    • by uwog ( 707498 )
      Creating a new document creates... well.. an empty blank document! You can edit it with abiword, and then after a save it is non-blank :)
  • If there were a remotely current version of AbiWord for OS X. Sadly that part of their development dropped by the wayside quite some time ago.

    AbiWord is currently at 2.8 for Windows and Linux, but 2.4.x for OS X. That is two major versions behind, and call be crazy but I kinda want some of the things that have been added.

    I used to use AbiWord a lot. It was small and fast and mimiced the way Office did it's tool pallets on the Mac. So AbiWord would be where documents tented to start with me, when formatt

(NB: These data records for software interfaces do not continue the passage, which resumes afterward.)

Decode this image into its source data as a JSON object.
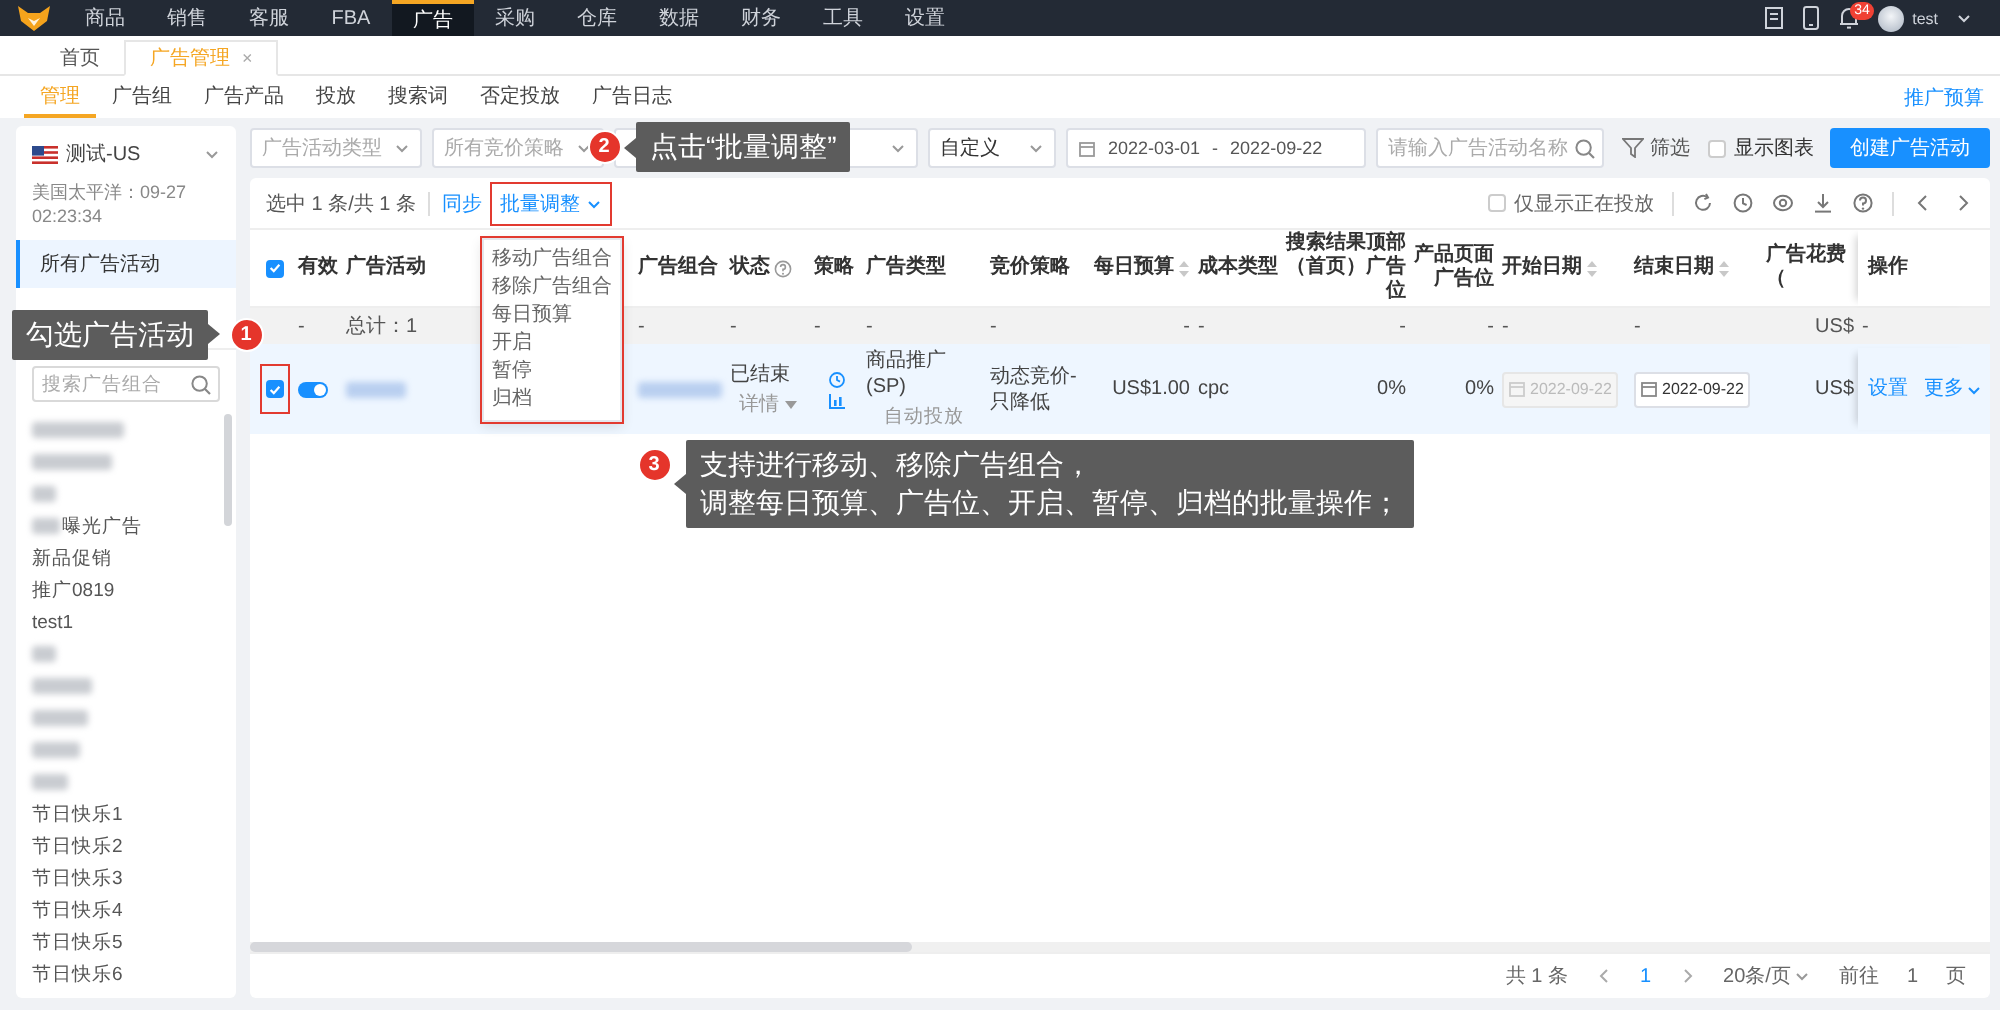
{
  "top_nav": {
    "items": [
      {
        "label": "商品",
        "selected": false
      },
      {
        "label": "销售",
        "selected": false
      },
      {
        "label": "客服",
        "selected": false
      },
      {
        "label": "FBA",
        "selected": false
      },
      {
        "label": "广告",
        "selected": true
      },
      {
        "label": "采购",
        "selected": false
      },
      {
        "label": "仓库",
        "selected": false
      },
      {
        "label": "数据",
        "selected": false
      },
      {
        "label": "财务",
        "selected": false
      },
      {
        "label": "工具",
        "selected": false
      },
      {
        "label": "设置",
        "selected": false
      }
    ],
    "notification_count": "34",
    "user": "test"
  },
  "page_tabs": [
    {
      "label": "首页",
      "selected": false
    },
    {
      "label": "广告管理",
      "selected": true,
      "close": "×"
    }
  ],
  "sub_nav": {
    "items": [
      {
        "label": "管理",
        "selected": true
      },
      {
        "label": "广告组",
        "selected": false
      },
      {
        "label": "广告产品",
        "selected": false
      },
      {
        "label": "投放",
        "selected": false
      },
      {
        "label": "搜索词",
        "selected": false
      },
      {
        "label": "否定投放",
        "selected": false
      },
      {
        "label": "广告日志",
        "selected": false
      }
    ],
    "budget_link": "推广预算"
  },
  "filters": {
    "selects": [
      {
        "kind": "placeholder",
        "text": "广告活动类型"
      },
      {
        "kind": "placeholder",
        "text": "所有竞价策略"
      },
      {
        "kind": "covered"
      },
      {
        "kind": "value",
        "text": "自定义"
      }
    ],
    "date_start": "2022-03-01",
    "date_separator": "-",
    "date_end": "2022-09-22",
    "search_placeholder": "请输入广告活动名称",
    "filter_button": "筛选",
    "show_chart": {
      "label": "显示图表",
      "checked": false
    },
    "create_button": "创建广告活动"
  },
  "sidebar": {
    "store": "测试-US",
    "timezone": "美国太平洋：09-27 02:23:34",
    "nav": [
      {
        "label": "所有广告活动",
        "selected": true
      }
    ],
    "search_placeholder": "搜索广告组合",
    "items": [
      {
        "kind": "blurred"
      },
      {
        "kind": "blurred"
      },
      {
        "kind": "blurred"
      },
      {
        "kind": "partial",
        "label": "曝光广告"
      },
      {
        "kind": "text",
        "label": "新品促销"
      },
      {
        "kind": "text",
        "label": "推广0819"
      },
      {
        "kind": "text",
        "label": "test1"
      },
      {
        "kind": "blurred"
      },
      {
        "kind": "blurred"
      },
      {
        "kind": "blurred"
      },
      {
        "kind": "blurred"
      },
      {
        "kind": "blurred"
      },
      {
        "kind": "text",
        "label": "节日快乐1"
      },
      {
        "kind": "text",
        "label": "节日快乐2"
      },
      {
        "kind": "text",
        "label": "节日快乐3"
      },
      {
        "kind": "text",
        "label": "节日快乐4"
      },
      {
        "kind": "text",
        "label": "节日快乐5"
      },
      {
        "kind": "text",
        "label": "节日快乐6"
      }
    ]
  },
  "toolbar": {
    "selection": "选中 1 条/共 1 条",
    "sync": "同步",
    "batch": "批量调整",
    "only_active": {
      "label": "仅显示正在投放",
      "checked": false
    }
  },
  "batch_menu": {
    "open": true,
    "items": [
      "移动广告组合",
      "移除广告组合",
      "每日预算",
      "开启",
      "暂停",
      "归档"
    ]
  },
  "table": {
    "all_checked": true,
    "columns": [
      {
        "label": "有效"
      },
      {
        "label": "广告活动"
      },
      {
        "label": "广告组合"
      },
      {
        "label": "状态",
        "help": true
      },
      {
        "label": "策略"
      },
      {
        "label": "广告类型"
      },
      {
        "label": "竞价策略"
      },
      {
        "label": "每日预算",
        "sortable": true
      },
      {
        "label": "成本类型"
      },
      {
        "label": "搜索结果顶部（首页）广告位"
      },
      {
        "label": "产品页面广告位"
      },
      {
        "label": "开始日期",
        "sortable": true
      },
      {
        "label": "结束日期",
        "sortable": true
      },
      {
        "label": "广告花费（"
      },
      {
        "label": "操作"
      }
    ],
    "total_row": [
      "-",
      "总计：1",
      "-",
      "-",
      "-",
      "-",
      "-",
      "-",
      "-",
      "-",
      "-",
      "-",
      "-",
      "US$",
      "-"
    ],
    "rows": [
      {
        "checked": true,
        "enabled": true,
        "campaign": {
          "kind": "blurred"
        },
        "group": {
          "kind": "blurred"
        },
        "status": "已结束",
        "status_detail": "详情",
        "ad_type": "商品推广(SP)",
        "targeting": "自动投放",
        "bid_strategy": "动态竞价-只降低",
        "daily_budget": "US$1.00",
        "cost_type": "cpc",
        "top_of_search": "0%",
        "product_page": "0%",
        "start_date": "2022-09-22",
        "start_disabled": true,
        "end_date": "2022-09-22",
        "spend": "US$",
        "actions": [
          "设置",
          "更多"
        ]
      }
    ]
  },
  "pagination": {
    "total": "共 1 条",
    "pages": [
      {
        "label": "1",
        "selected": true
      }
    ],
    "page_size": "20条/页",
    "goto_label": "前往",
    "goto_value": "1",
    "page_unit": "页"
  },
  "callouts": [
    {
      "number": "1",
      "text": "勾选广告活动"
    },
    {
      "number": "2",
      "text": "点击“批量调整”"
    },
    {
      "number": "3",
      "lines": [
        "支持进行移动、移除广告组合，",
        "调整每日预算、广告位、开启、暂停、归档的批量操作；"
      ]
    }
  ]
}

    • I came here to say exactly this. AbiWord is so far behind on the Mac, it makes me a bit ashamed to think I used to recommend it for opening those old PC WordPerfect documents.

      Graphical glitches, obvious bugs, and general failure all around.

    • We've only got one mac dev, and his ability and desire to work on the port varies. On the plus side, he recently gave it a lot of love, and the source is getting there but not quite ready for you slashdotters to go bang on it :-P If you've got any os x dev skills, drop by the mailing list and lend a hand.

      • Good to hear it is still being worked on. I too loved it and was a nearly full time user in the past. A worthy upgrade would be great.
  • Does this mean that Abiword may finally fix the bugs that make it a bloody pain to use? I swear, every time I've tried it, it was like pulling teeth.

  • I'm just waiting for EyeOS 2.0 ( []) to come out. Look at the preview of EyeDocs ( []) ... and with the right configuration it can save OpenDocument files.

    Best of's self hosted!

Kill Ugly Processor Architectures - Karl Lehenbauer